Some of us are up to the challenge, blessed with early childhood training in the art of attending to single tasks. Rigorous training in scholarship, music, art or athletics has given us a solid grounding in focused attention. With work and repetition, we learned how to bring high levels of attentional density to a task, trying as hard as possible, reaping the reward of increased skill, strength and competence. And so, when the find ourselves buried under an avalanche of distractions in the adult world, we have the ability to fight our way through and keep our focus on the single rabbit of our choosing.

But sadly, many young people have never learned to concentrate their attentional energies. Modern schools are notorious for their distracting quality and many kids simply aren’t supported in focused attention practices at home. Unless a child is immersed in some kind of concentrated art, practice or discipline, he or she will never learn how to keep his or her focus on a single task, a single rabbit. This sets her up for a lifetime of distractability, ineffectiveness and frustration.

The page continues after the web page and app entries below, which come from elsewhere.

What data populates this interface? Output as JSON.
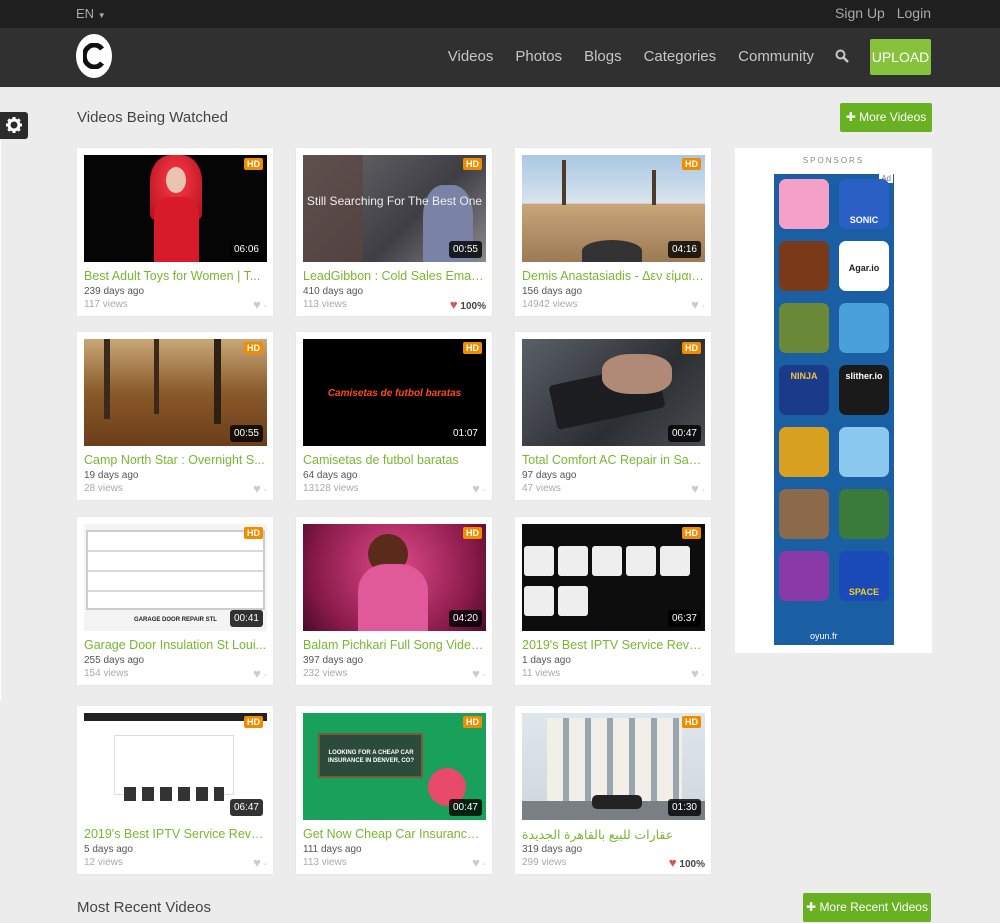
{
  "topbar": {
    "language": "EN",
    "sign_up": "Sign Up",
    "login": "Login"
  },
  "nav": {
    "items": [
      "Videos",
      "Photos",
      "Blogs",
      "Categories",
      "Community"
    ],
    "upload": "UPLOAD"
  },
  "watched": {
    "title": "Videos Being Watched",
    "more": "More Videos"
  },
  "recent": {
    "title": "Most Recent Videos",
    "more": "More Recent Videos"
  },
  "sponsors": {
    "label": "SPONSORS",
    "ad_tag": "Ad",
    "footer": "oyun.fr",
    "games": [
      "",
      "SONIC",
      "",
      "Agar.io",
      "",
      "",
      "NINJA",
      "slither.io",
      "",
      "",
      "",
      "",
      "",
      "SPACE"
    ]
  },
  "videos": [
    {
      "title": "Best Adult Toys for Women | T...",
      "ago": "239 days ago",
      "views": "117 views",
      "like": "-",
      "liked": false,
      "hd": "HD",
      "duration": "06:06",
      "overlay": ""
    },
    {
      "title": "LeadGibbon : Cold Sales Email ...",
      "ago": "410 days ago",
      "views": "113 views",
      "like": "100%",
      "liked": true,
      "hd": "HD",
      "duration": "00:55",
      "overlay": "Still Searching For The Best One"
    },
    {
      "title": "Demis Anastasiadis - Δεν είμαι ...",
      "ago": "156 days ago",
      "views": "14942 views",
      "like": "-",
      "liked": false,
      "hd": "HD",
      "duration": "04:16",
      "overlay": ""
    },
    {
      "title": "Camp North Star : Overnight S...",
      "ago": "19 days ago",
      "views": "28 views",
      "like": "-",
      "liked": false,
      "hd": "HD",
      "duration": "00:55",
      "overlay": ""
    },
    {
      "title": "Camisetas de futbol baratas",
      "ago": "64 days ago",
      "views": "13128 views",
      "like": "-",
      "liked": false,
      "hd": "HD",
      "duration": "01:07",
      "overlay": "Camisetas de futbol baratas"
    },
    {
      "title": "Total Comfort AC Repair in San...",
      "ago": "97 days ago",
      "views": "47 views",
      "like": "-",
      "liked": false,
      "hd": "HD",
      "duration": "00:47",
      "overlay": ""
    },
    {
      "title": "Garage Door Insulation St Loui...",
      "ago": "255 days ago",
      "views": "154 views",
      "like": "-",
      "liked": false,
      "hd": "HD",
      "duration": "00:41",
      "overlay": "GARAGE DOOR REPAIR STL"
    },
    {
      "title": "Balam Pichkari Full Song Video...",
      "ago": "397 days ago",
      "views": "232 views",
      "like": "-",
      "liked": false,
      "hd": "HD",
      "duration": "04:20",
      "overlay": ""
    },
    {
      "title": "2019's Best IPTV Service Reveal...",
      "ago": "1 days ago",
      "views": "11 views",
      "like": "-",
      "liked": false,
      "hd": "HD",
      "duration": "06:37",
      "overlay": ""
    },
    {
      "title": "2019's Best IPTV Service Reveal...",
      "ago": "5 days ago",
      "views": "12 views",
      "like": "-",
      "liked": false,
      "hd": "HD",
      "duration": "06:47",
      "overlay": ""
    },
    {
      "title": "Get Now Cheap Car Insurance ...",
      "ago": "111 days ago",
      "views": "113 views",
      "like": "-",
      "liked": false,
      "hd": "HD",
      "duration": "00:47",
      "overlay": "LOOKING FOR A CHEAP CAR INSURANCE IN DENVER, CO?"
    },
    {
      "title": "عقارات للبيع بالقاهرة الجديدة",
      "ago": "319 days ago",
      "views": "299 views",
      "like": "100%",
      "liked": true,
      "hd": "HD",
      "duration": "01:30",
      "overlay": ""
    }
  ]
}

In any case, most of us need a refresher course in the art of attending to individual rabbits. Classically, this practice is exemplified by mindfulness meditation, in which the student seeks to focus his or her mind ever more completely on the breath in the present moment. In fact, we might even suppose that the Buddha himself would have said that meditation is all about keeping our attention focused on the single rabbit of the present moment. Once we get distracted by the rabbits of past and future, attachment and aversion, we become vulnerable to suffering.

Mindfulness meditation is valuable, not just for its own merits but also because it serves as a model for any art or discipline that we might be inclined to practice, from weight lifting to writing, from endurance running to public speaking. In every case, the path to growth depends on repeated acts of concentrated attention, one rabbit at a time.

Modern neuroscience gives us powerful explanations about the intimate, microscopic details of training and nervous system growth, but it still comes down to ancient wisdom and common sense. To put it simply, work works. The most fundamental element in transformation is attentive effort; concentrated, persistent, focused effort, alternating with periods of authentic rest.

So, when it comes to living in our modern alien attentional environment, it's more important than ever to know the nature of our personal and  organizational rabbits. Begin by describing  your chosen rabbit in detail; what exactly are you trying to create? What kind of neuroplastic changes would you like to create in your brain, your body and your life? Don’t be vague; be specific. What does your rabbit look like? Feel like? Sound like?

Once you know the nature of your rabbit, focus on it as intensely as you possibly can. Bring maximum attentional density to bear on your chosen task, then rest and repeat. Later, when multiple rabbits begin to appear in your life, it will be easier to make the tough choices without hesitation or paralysis. You’ll know instantly what you’re looking for and you won't be running off into the brush, returning to camp empty-handed.

So remember, even when things get crazy and overwhelming, keep your eye on that wabbit!